=== Directions ===
Carry over every entry exactly as written, though not the pictures it contains.

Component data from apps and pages
=-=-=-=-=

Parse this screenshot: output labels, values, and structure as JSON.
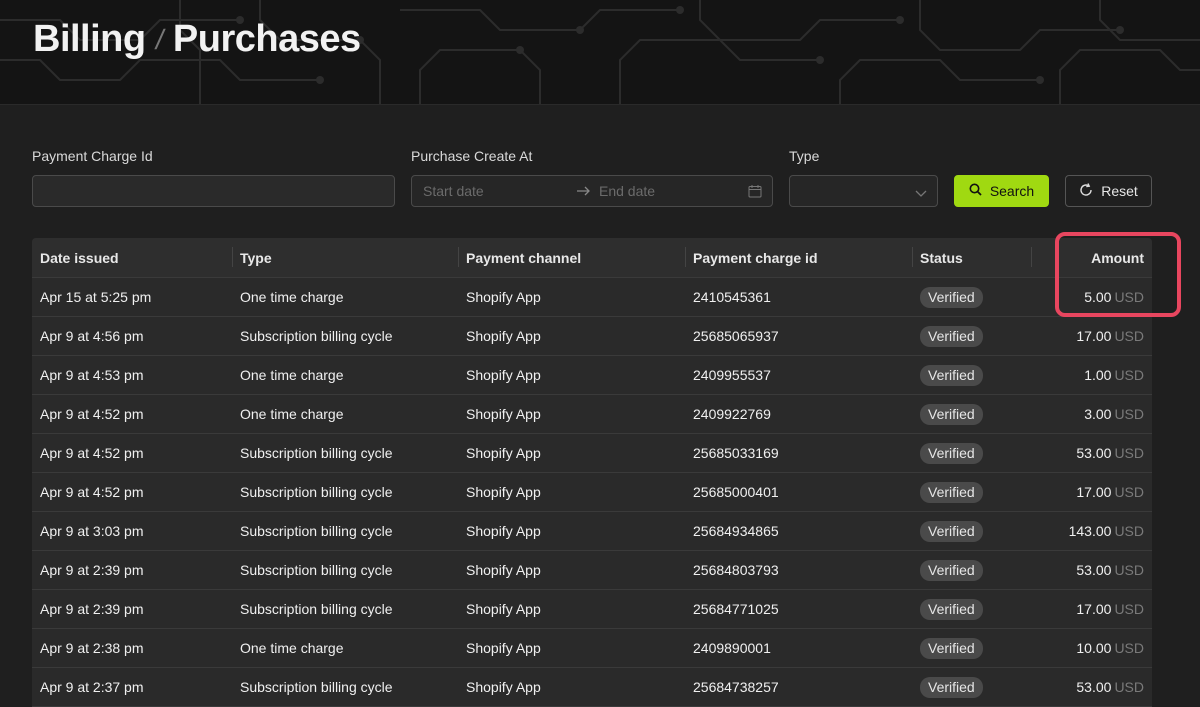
{
  "breadcrumb": {
    "parent": "Billing",
    "separator": "/",
    "current": "Purchases"
  },
  "filters": {
    "payment_charge_id": {
      "label": "Payment Charge Id",
      "value": "",
      "placeholder": ""
    },
    "purchase_create_at": {
      "label": "Purchase Create At",
      "start_placeholder": "Start date",
      "end_placeholder": "End date"
    },
    "type": {
      "label": "Type",
      "value": ""
    },
    "search_label": "Search",
    "reset_label": "Reset"
  },
  "table": {
    "columns": [
      "Date issued",
      "Type",
      "Payment channel",
      "Payment charge id",
      "Status",
      "Amount"
    ],
    "rows": [
      {
        "date": "Apr 15 at 5:25 pm",
        "type": "One time charge",
        "channel": "Shopify App",
        "charge_id": "2410545361",
        "status": "Verified",
        "amount": "5.00",
        "currency": "USD"
      },
      {
        "date": "Apr 9 at 4:56 pm",
        "type": "Subscription billing cycle",
        "channel": "Shopify App",
        "charge_id": "25685065937",
        "status": "Verified",
        "amount": "17.00",
        "currency": "USD"
      },
      {
        "date": "Apr 9 at 4:53 pm",
        "type": "One time charge",
        "channel": "Shopify App",
        "charge_id": "2409955537",
        "status": "Verified",
        "amount": "1.00",
        "currency": "USD"
      },
      {
        "date": "Apr 9 at 4:52 pm",
        "type": "One time charge",
        "channel": "Shopify App",
        "charge_id": "2409922769",
        "status": "Verified",
        "amount": "3.00",
        "currency": "USD"
      },
      {
        "date": "Apr 9 at 4:52 pm",
        "type": "Subscription billing cycle",
        "channel": "Shopify App",
        "charge_id": "25685033169",
        "status": "Verified",
        "amount": "53.00",
        "currency": "USD"
      },
      {
        "date": "Apr 9 at 4:52 pm",
        "type": "Subscription billing cycle",
        "channel": "Shopify App",
        "charge_id": "25685000401",
        "status": "Verified",
        "amount": "17.00",
        "currency": "USD"
      },
      {
        "date": "Apr 9 at 3:03 pm",
        "type": "Subscription billing cycle",
        "channel": "Shopify App",
        "charge_id": "25684934865",
        "status": "Verified",
        "amount": "143.00",
        "currency": "USD"
      },
      {
        "date": "Apr 9 at 2:39 pm",
        "type": "Subscription billing cycle",
        "channel": "Shopify App",
        "charge_id": "25684803793",
        "status": "Verified",
        "amount": "53.00",
        "currency": "USD"
      },
      {
        "date": "Apr 9 at 2:39 pm",
        "type": "Subscription billing cycle",
        "channel": "Shopify App",
        "charge_id": "25684771025",
        "status": "Verified",
        "amount": "17.00",
        "currency": "USD"
      },
      {
        "date": "Apr 9 at 2:38 pm",
        "type": "One time charge",
        "channel": "Shopify App",
        "charge_id": "2409890001",
        "status": "Verified",
        "amount": "10.00",
        "currency": "USD"
      },
      {
        "date": "Apr 9 at 2:37 pm",
        "type": "Subscription billing cycle",
        "channel": "Shopify App",
        "charge_id": "25684738257",
        "status": "Verified",
        "amount": "53.00",
        "currency": "USD"
      }
    ]
  },
  "colors": {
    "accent": "#a0d911",
    "highlight": "#e8465f",
    "background": "#1f1f1f"
  }
}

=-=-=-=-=

=== Answer to this task ===
Parse this screenshot: output labels, values, and structure as JSON.
{
  "breadcrumb": {
    "parent": "Billing",
    "separator": "/",
    "current": "Purchases"
  },
  "filters": {
    "payment_charge_id": {
      "label": "Payment Charge Id",
      "value": "",
      "placeholder": ""
    },
    "purchase_create_at": {
      "label": "Purchase Create At",
      "start_placeholder": "Start date",
      "end_placeholder": "End date"
    },
    "type": {
      "label": "Type",
      "value": ""
    },
    "search_label": "Search",
    "reset_label": "Reset"
  },
  "table": {
    "columns": [
      "Date issued",
      "Type",
      "Payment channel",
      "Payment charge id",
      "Status",
      "Amount"
    ],
    "rows": [
      {
        "date": "Apr 15 at 5:25 pm",
        "type": "One time charge",
        "channel": "Shopify App",
        "charge_id": "2410545361",
        "status": "Verified",
        "amount": "5.00",
        "currency": "USD"
      },
      {
        "date": "Apr 9 at 4:56 pm",
        "type": "Subscription billing cycle",
        "channel": "Shopify App",
        "charge_id": "25685065937",
        "status": "Verified",
        "amount": "17.00",
        "currency": "USD"
      },
      {
        "date": "Apr 9 at 4:53 pm",
        "type": "One time charge",
        "channel": "Shopify App",
        "charge_id": "2409955537",
        "status": "Verified",
        "amount": "1.00",
        "currency": "USD"
      },
      {
        "date": "Apr 9 at 4:52 pm",
        "type": "One time charge",
        "channel": "Shopify App",
        "charge_id": "2409922769",
        "status": "Verified",
        "amount": "3.00",
        "currency": "USD"
      },
      {
        "date": "Apr 9 at 4:52 pm",
        "type": "Subscription billing cycle",
        "channel": "Shopify App",
        "charge_id": "25685033169",
        "status": "Verified",
        "amount": "53.00",
        "currency": "USD"
      },
      {
        "date": "Apr 9 at 4:52 pm",
        "type": "Subscription billing cycle",
        "channel": "Shopify App",
        "charge_id": "25685000401",
        "status": "Verified",
        "amount": "17.00",
        "currency": "USD"
      },
      {
        "date": "Apr 9 at 3:03 pm",
        "type": "Subscription billing cycle",
        "channel": "Shopify App",
        "charge_id": "25684934865",
        "status": "Verified",
        "amount": "143.00",
        "currency": "USD"
      },
      {
        "date": "Apr 9 at 2:39 pm",
        "type": "Subscription billing cycle",
        "channel": "Shopify App",
        "charge_id": "25684803793",
        "status": "Verified",
        "amount": "53.00",
        "currency": "USD"
      },
      {
        "date": "Apr 9 at 2:39 pm",
        "type": "Subscription billing cycle",
        "channel": "Shopify App",
        "charge_id": "25684771025",
        "status": "Verified",
        "amount": "17.00",
        "currency": "USD"
      },
      {
        "date": "Apr 9 at 2:38 pm",
        "type": "One time charge",
        "channel": "Shopify App",
        "charge_id": "2409890001",
        "status": "Verified",
        "amount": "10.00",
        "currency": "USD"
      },
      {
        "date": "Apr 9 at 2:37 pm",
        "type": "Subscription billing cycle",
        "channel": "Shopify App",
        "charge_id": "25684738257",
        "status": "Verified",
        "amount": "53.00",
        "currency": "USD"
      }
    ]
  },
  "colors": {
    "accent": "#a0d911",
    "highlight": "#e8465f",
    "background": "#1f1f1f"
  }
}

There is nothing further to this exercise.